The first impression is what counts. At Etro they are well aware of this, given that this Italian family business dating back more than half a century has laid the foundations of its success on paisley, the classic print on cashmere. The nomadic spirit that guides its creations on the Milanese catwalk is also to be seen in The Intimate Living, a decorative collection that ranges from the stunning Madras sofa, upholstered in elegant beige velvet, and hand-painted wall paper with scenes of oriental escapism to cushions and blankets on which the company’s Pegasus emblem is delicately embroidered.

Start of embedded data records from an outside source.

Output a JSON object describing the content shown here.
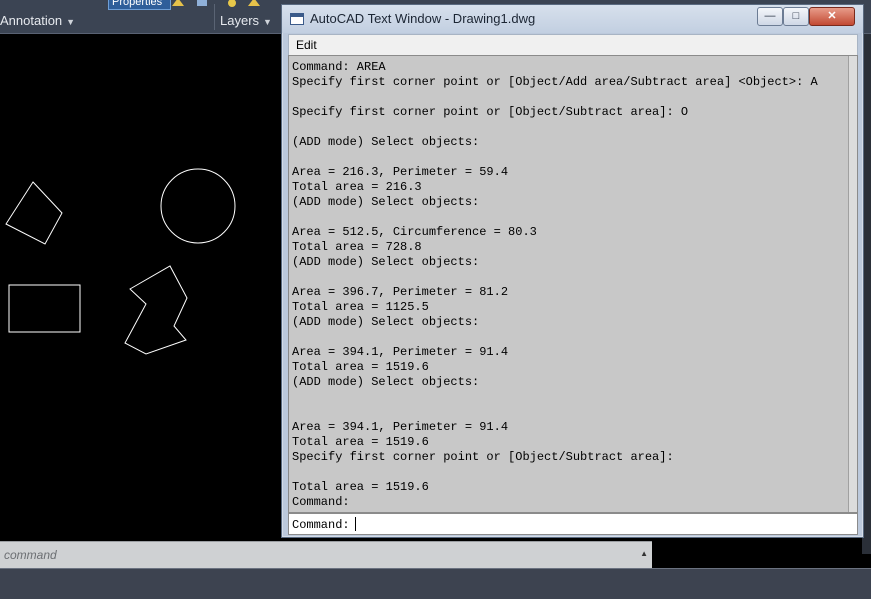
{
  "ribbon": {
    "annotation_label": "Annotation",
    "layers_label": "Layers",
    "properties_button": "Properties",
    "dropdown_caret": "▼"
  },
  "text_window": {
    "title": "AutoCAD Text Window - Drawing1.dwg",
    "minimize_glyph": "—",
    "maximize_glyph": "□",
    "close_glyph": "✕",
    "menu": {
      "edit_label": "Edit"
    },
    "lines": [
      "Command: AREA",
      "Specify first corner point or [Object/Add area/Subtract area] <Object>: A",
      "",
      "Specify first corner point or [Object/Subtract area]: O",
      "",
      "(ADD mode) Select objects:",
      "",
      "Area = 216.3, Perimeter = 59.4",
      "Total area = 216.3",
      "(ADD mode) Select objects:",
      "",
      "Area = 512.5, Circumference = 80.3",
      "Total area = 728.8",
      "(ADD mode) Select objects:",
      "",
      "Area = 396.7, Perimeter = 81.2",
      "Total area = 1125.5",
      "(ADD mode) Select objects:",
      "",
      "Area = 394.1, Perimeter = 91.4",
      "Total area = 1519.6",
      "(ADD mode) Select objects:",
      "",
      "",
      "Area = 394.1, Perimeter = 91.4",
      "Total area = 1519.6",
      "Specify first corner point or [Object/Subtract area]:",
      "",
      "Total area = 1519.6",
      "Command:"
    ],
    "input_prompt": "Command: "
  },
  "command_line": {
    "placeholder": "command",
    "expand_glyph": "▲"
  },
  "colors": {
    "canvas_bg": "#000000",
    "geometry_stroke": "#ffffff",
    "ribbon_bg": "#3b4453",
    "text_window_bg": "#c8c8c8"
  },
  "icons": [
    "app-icon",
    "minimize-icon",
    "maximize-icon",
    "close-icon",
    "caret-down-icon",
    "expand-up-icon"
  ]
}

Experts in making the art of living a true luxury, Cartier and Hermès embody this in their exclusive creations. Synonymous with exquisite French design, they both incorporate their aesthetic philosophy in objects that give any corner of the house a distinct personality. Whether it is a delicate porcelain vase or trinket dish, a key ring, a carved wooden box, or even a magnetic chess set in sycamore and solid mahogany, every product reflects their firm defence of the craftsman’s skills, whatever the discipline.
Launched in 2017, Gucci Décor has quickly joined the top division in this league. A project tailored to the creative talent of the Director of the Fashion Department, Alessandro Michelle, a millennial polymath with Baroque airs, who has succeeded in creating such a solid, unmistakable style that he has transferred his prêt-à-porter creations to interior design without losing any of their individuality. Decadence and bohemian style come together in a carefully assembled repertoire of cushions, chairs, screens, side tables, armchairs, porcelain and crockery, accessories and luxury aromatic candles which will fill the home with exotic fragrances.

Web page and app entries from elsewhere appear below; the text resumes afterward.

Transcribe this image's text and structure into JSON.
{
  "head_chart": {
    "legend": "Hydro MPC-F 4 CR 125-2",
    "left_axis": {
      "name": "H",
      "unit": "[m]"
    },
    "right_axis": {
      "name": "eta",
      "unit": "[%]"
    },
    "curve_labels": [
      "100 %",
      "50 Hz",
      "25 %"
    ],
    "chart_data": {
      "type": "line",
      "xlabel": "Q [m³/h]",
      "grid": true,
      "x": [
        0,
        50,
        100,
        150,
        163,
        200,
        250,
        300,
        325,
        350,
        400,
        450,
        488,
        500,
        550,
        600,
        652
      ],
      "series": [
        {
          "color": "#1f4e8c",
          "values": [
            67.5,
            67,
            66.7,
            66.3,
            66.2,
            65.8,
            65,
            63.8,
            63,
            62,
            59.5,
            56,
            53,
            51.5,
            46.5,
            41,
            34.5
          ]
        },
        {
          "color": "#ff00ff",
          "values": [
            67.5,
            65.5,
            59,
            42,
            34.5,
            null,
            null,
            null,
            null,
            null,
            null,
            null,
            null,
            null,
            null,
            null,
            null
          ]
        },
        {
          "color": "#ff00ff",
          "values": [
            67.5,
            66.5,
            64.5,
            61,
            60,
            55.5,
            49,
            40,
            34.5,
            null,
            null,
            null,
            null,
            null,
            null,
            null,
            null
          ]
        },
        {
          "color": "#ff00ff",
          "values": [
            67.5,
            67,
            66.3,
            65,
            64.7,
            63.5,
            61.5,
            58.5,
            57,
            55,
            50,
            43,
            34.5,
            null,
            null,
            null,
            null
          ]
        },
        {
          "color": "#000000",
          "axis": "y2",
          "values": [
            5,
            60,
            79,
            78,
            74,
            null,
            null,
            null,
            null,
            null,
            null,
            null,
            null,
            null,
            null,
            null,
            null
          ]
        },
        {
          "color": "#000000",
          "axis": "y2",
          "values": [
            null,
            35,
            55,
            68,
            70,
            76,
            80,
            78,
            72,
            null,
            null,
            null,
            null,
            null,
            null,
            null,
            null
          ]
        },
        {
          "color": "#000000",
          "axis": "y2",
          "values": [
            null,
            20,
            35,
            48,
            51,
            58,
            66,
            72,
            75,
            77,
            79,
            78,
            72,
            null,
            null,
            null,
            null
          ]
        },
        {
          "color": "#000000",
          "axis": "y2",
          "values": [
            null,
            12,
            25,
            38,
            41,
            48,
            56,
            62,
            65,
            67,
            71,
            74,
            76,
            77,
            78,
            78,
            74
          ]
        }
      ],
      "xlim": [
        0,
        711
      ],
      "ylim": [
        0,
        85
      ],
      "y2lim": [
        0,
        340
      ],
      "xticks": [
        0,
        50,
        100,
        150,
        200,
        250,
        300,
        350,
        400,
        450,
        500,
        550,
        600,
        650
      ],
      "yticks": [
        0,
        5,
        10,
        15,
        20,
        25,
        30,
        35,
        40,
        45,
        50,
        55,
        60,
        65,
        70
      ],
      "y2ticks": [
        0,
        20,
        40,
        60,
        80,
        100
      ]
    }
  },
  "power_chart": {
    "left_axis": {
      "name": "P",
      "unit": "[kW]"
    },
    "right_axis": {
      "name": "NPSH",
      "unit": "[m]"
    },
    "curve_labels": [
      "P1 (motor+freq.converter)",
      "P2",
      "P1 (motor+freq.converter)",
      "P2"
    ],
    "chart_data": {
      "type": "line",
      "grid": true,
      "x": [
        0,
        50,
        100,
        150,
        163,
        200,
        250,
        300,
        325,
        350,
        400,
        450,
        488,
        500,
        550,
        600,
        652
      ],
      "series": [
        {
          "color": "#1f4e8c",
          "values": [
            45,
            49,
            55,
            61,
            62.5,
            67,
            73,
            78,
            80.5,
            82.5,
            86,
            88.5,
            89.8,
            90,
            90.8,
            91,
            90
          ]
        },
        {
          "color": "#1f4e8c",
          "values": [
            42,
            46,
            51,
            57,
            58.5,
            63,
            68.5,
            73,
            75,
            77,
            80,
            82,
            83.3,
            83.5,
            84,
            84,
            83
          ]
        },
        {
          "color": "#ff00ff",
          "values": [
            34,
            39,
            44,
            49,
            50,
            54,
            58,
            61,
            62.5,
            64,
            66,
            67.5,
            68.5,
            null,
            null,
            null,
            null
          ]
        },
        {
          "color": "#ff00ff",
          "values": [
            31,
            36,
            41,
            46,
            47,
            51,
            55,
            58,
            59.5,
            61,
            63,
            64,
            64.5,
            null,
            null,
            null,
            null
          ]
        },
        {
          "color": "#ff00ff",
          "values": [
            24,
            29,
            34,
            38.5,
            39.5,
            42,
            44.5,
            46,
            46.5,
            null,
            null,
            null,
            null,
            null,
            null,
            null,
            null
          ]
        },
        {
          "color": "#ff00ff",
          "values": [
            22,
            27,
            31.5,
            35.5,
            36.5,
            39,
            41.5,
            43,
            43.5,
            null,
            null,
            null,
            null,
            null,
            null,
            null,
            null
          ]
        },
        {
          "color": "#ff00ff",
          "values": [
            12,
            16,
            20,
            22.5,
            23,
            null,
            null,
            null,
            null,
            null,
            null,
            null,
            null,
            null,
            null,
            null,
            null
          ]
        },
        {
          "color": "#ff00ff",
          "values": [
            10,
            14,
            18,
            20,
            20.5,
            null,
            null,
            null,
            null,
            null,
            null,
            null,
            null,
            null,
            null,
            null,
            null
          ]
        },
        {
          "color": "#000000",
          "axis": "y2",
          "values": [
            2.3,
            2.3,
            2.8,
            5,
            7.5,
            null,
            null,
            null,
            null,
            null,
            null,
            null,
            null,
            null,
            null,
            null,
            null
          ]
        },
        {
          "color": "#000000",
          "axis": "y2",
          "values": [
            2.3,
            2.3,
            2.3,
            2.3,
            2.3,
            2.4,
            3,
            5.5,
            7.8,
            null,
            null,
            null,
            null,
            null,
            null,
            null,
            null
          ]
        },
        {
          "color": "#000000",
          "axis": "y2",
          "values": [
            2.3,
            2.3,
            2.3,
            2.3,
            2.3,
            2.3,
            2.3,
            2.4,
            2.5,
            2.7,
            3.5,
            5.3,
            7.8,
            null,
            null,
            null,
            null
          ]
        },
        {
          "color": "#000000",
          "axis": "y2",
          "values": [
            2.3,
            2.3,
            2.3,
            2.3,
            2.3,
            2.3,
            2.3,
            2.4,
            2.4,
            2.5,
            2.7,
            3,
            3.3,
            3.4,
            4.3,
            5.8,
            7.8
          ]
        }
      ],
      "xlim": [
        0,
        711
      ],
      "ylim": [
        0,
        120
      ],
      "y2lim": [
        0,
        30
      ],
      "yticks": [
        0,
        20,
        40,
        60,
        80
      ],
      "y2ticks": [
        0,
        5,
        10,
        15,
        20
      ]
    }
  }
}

However, in contrast to these traditional players, modern urban brands are also striving to make a place for themselves in our homes. This is the case of Off-White, perhaps one of the most prominent and disruptive brands on the scene, headed by Virgil Abloh, an aesthetic messiah of modernity, as well as being a leading member of the Kanye West entourage, recognised by Time magazine in 2018 as one of the 100 most influential people in the world. Abloh, currently Artistic Director of the Louis Vuitton men’s line, has previous experience of the world of decoration from working with Ikea and it seems that this whetted his appetite, because his new Home line ranges from woven alpaca blankets to porcelain tableware and doormats.

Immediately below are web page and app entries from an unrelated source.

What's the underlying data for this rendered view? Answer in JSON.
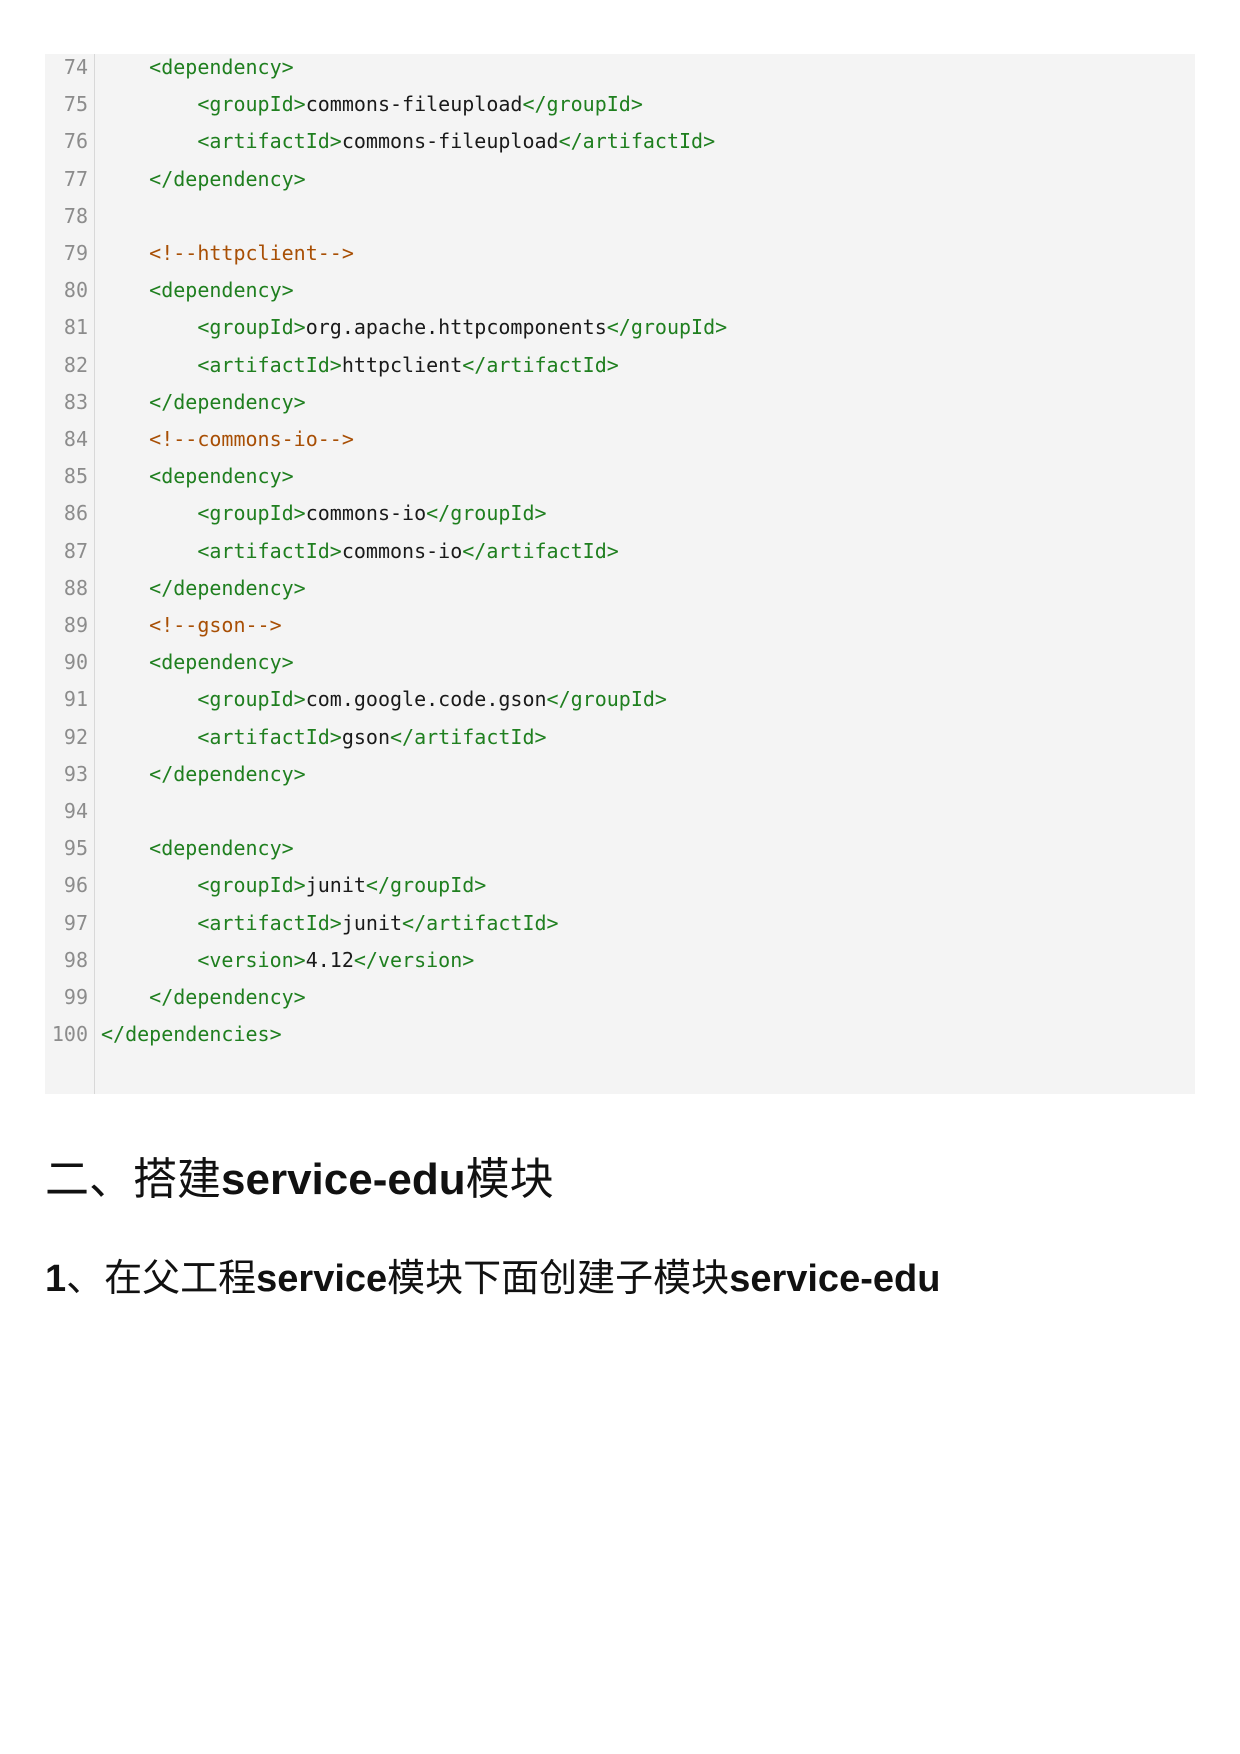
{
  "code": {
    "lines": [
      {
        "number": "74",
        "indent": "    ",
        "parts": [
          {
            "type": "tag",
            "text": "<dependency>"
          }
        ]
      },
      {
        "number": "75",
        "indent": "        ",
        "parts": [
          {
            "type": "tag",
            "text": "<groupId>"
          },
          {
            "type": "text",
            "text": "commons-fileupload"
          },
          {
            "type": "tag",
            "text": "</groupId>"
          }
        ]
      },
      {
        "number": "76",
        "indent": "        ",
        "parts": [
          {
            "type": "tag",
            "text": "<artifactId>"
          },
          {
            "type": "text",
            "text": "commons-fileupload"
          },
          {
            "type": "tag",
            "text": "</artifactId>"
          }
        ]
      },
      {
        "number": "77",
        "indent": "    ",
        "parts": [
          {
            "type": "tag",
            "text": "</dependency>"
          }
        ]
      },
      {
        "number": "78",
        "indent": "",
        "parts": []
      },
      {
        "number": "79",
        "indent": "    ",
        "parts": [
          {
            "type": "comment",
            "text": "<!--httpclient-->"
          }
        ]
      },
      {
        "number": "80",
        "indent": "    ",
        "parts": [
          {
            "type": "tag",
            "text": "<dependency>"
          }
        ]
      },
      {
        "number": "81",
        "indent": "        ",
        "parts": [
          {
            "type": "tag",
            "text": "<groupId>"
          },
          {
            "type": "text",
            "text": "org.apache.httpcomponents"
          },
          {
            "type": "tag",
            "text": "</groupId>"
          }
        ]
      },
      {
        "number": "82",
        "indent": "        ",
        "parts": [
          {
            "type": "tag",
            "text": "<artifactId>"
          },
          {
            "type": "text",
            "text": "httpclient"
          },
          {
            "type": "tag",
            "text": "</artifactId>"
          }
        ]
      },
      {
        "number": "83",
        "indent": "    ",
        "parts": [
          {
            "type": "tag",
            "text": "</dependency>"
          }
        ]
      },
      {
        "number": "84",
        "indent": "    ",
        "parts": [
          {
            "type": "comment",
            "text": "<!--commons-io-->"
          }
        ]
      },
      {
        "number": "85",
        "indent": "    ",
        "parts": [
          {
            "type": "tag",
            "text": "<dependency>"
          }
        ]
      },
      {
        "number": "86",
        "indent": "        ",
        "parts": [
          {
            "type": "tag",
            "text": "<groupId>"
          },
          {
            "type": "text",
            "text": "commons-io"
          },
          {
            "type": "tag",
            "text": "</groupId>"
          }
        ]
      },
      {
        "number": "87",
        "indent": "        ",
        "parts": [
          {
            "type": "tag",
            "text": "<artifactId>"
          },
          {
            "type": "text",
            "text": "commons-io"
          },
          {
            "type": "tag",
            "text": "</artifactId>"
          }
        ]
      },
      {
        "number": "88",
        "indent": "    ",
        "parts": [
          {
            "type": "tag",
            "text": "</dependency>"
          }
        ]
      },
      {
        "number": "89",
        "indent": "    ",
        "parts": [
          {
            "type": "comment",
            "text": "<!--gson-->"
          }
        ]
      },
      {
        "number": "90",
        "indent": "    ",
        "parts": [
          {
            "type": "tag",
            "text": "<dependency>"
          }
        ]
      },
      {
        "number": "91",
        "indent": "        ",
        "parts": [
          {
            "type": "tag",
            "text": "<groupId>"
          },
          {
            "type": "text",
            "text": "com.google.code.gson"
          },
          {
            "type": "tag",
            "text": "</groupId>"
          }
        ]
      },
      {
        "number": "92",
        "indent": "        ",
        "parts": [
          {
            "type": "tag",
            "text": "<artifactId>"
          },
          {
            "type": "text",
            "text": "gson"
          },
          {
            "type": "tag",
            "text": "</artifactId>"
          }
        ]
      },
      {
        "number": "93",
        "indent": "    ",
        "parts": [
          {
            "type": "tag",
            "text": "</dependency>"
          }
        ]
      },
      {
        "number": "94",
        "indent": "",
        "parts": []
      },
      {
        "number": "95",
        "indent": "    ",
        "parts": [
          {
            "type": "tag",
            "text": "<dependency>"
          }
        ]
      },
      {
        "number": "96",
        "indent": "        ",
        "parts": [
          {
            "type": "tag",
            "text": "<groupId>"
          },
          {
            "type": "text",
            "text": "junit"
          },
          {
            "type": "tag",
            "text": "</groupId>"
          }
        ]
      },
      {
        "number": "97",
        "indent": "        ",
        "parts": [
          {
            "type": "tag",
            "text": "<artifactId>"
          },
          {
            "type": "text",
            "text": "junit"
          },
          {
            "type": "tag",
            "text": "</artifactId>"
          }
        ]
      },
      {
        "number": "98",
        "indent": "        ",
        "parts": [
          {
            "type": "tag",
            "text": "<version>"
          },
          {
            "type": "text",
            "text": "4.12"
          },
          {
            "type": "tag",
            "text": "</version>"
          }
        ]
      },
      {
        "number": "99",
        "indent": "    ",
        "parts": [
          {
            "type": "tag",
            "text": "</dependency>"
          }
        ]
      },
      {
        "number": "100",
        "indent": "",
        "parts": [
          {
            "type": "tag",
            "text": "</dependencies>"
          }
        ]
      }
    ]
  },
  "section": {
    "prefix": "二、搭建",
    "bold": "service-edu",
    "suffix": "模块"
  },
  "subsection": {
    "number": "1",
    "text1": "、在父工程",
    "bold1": "service",
    "text2": "模块下面创建子模块",
    "bold2": "service-edu"
  },
  "colors": {
    "tag": "#1f7f1f",
    "text": "#1a1a1a",
    "comment": "#a84f05",
    "line_number": "#8c8c8c",
    "code_background": "#f4f4f4"
  }
}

Less tangible than a Luis XV commode, but with the same presence, the aroma of a home has endless connotations and is the best welcome that it can give us. This is how they see it at Loewe, which has just launched a collection of fragrances for the home, conceived by Jonathan Anderson and interpreted by Nuria Cruelles, the house perfumer. It includes 11 aromas expressed in candles, wax candlesticks, home fragrances and scented sticks, evoking the pure delight of a garden full of plants. The design and feel of the items in this collection are also an essential part of its appeal, as the candles are presented in a terracotta holder. “There is intimacy and warmth, but also a celebration of the natural world, in these candles that seem ideal and timeless to me,” says Jonathan Anderson, Loewe’s Creative Director. “The selection of aromas follows a very personal trajectory. They are olfactory scenes that remind me of my childhood and the different trips I have made. Part Victorian botanical garden, part apothecary, the mix is both scientific and sentimental.” he concludes.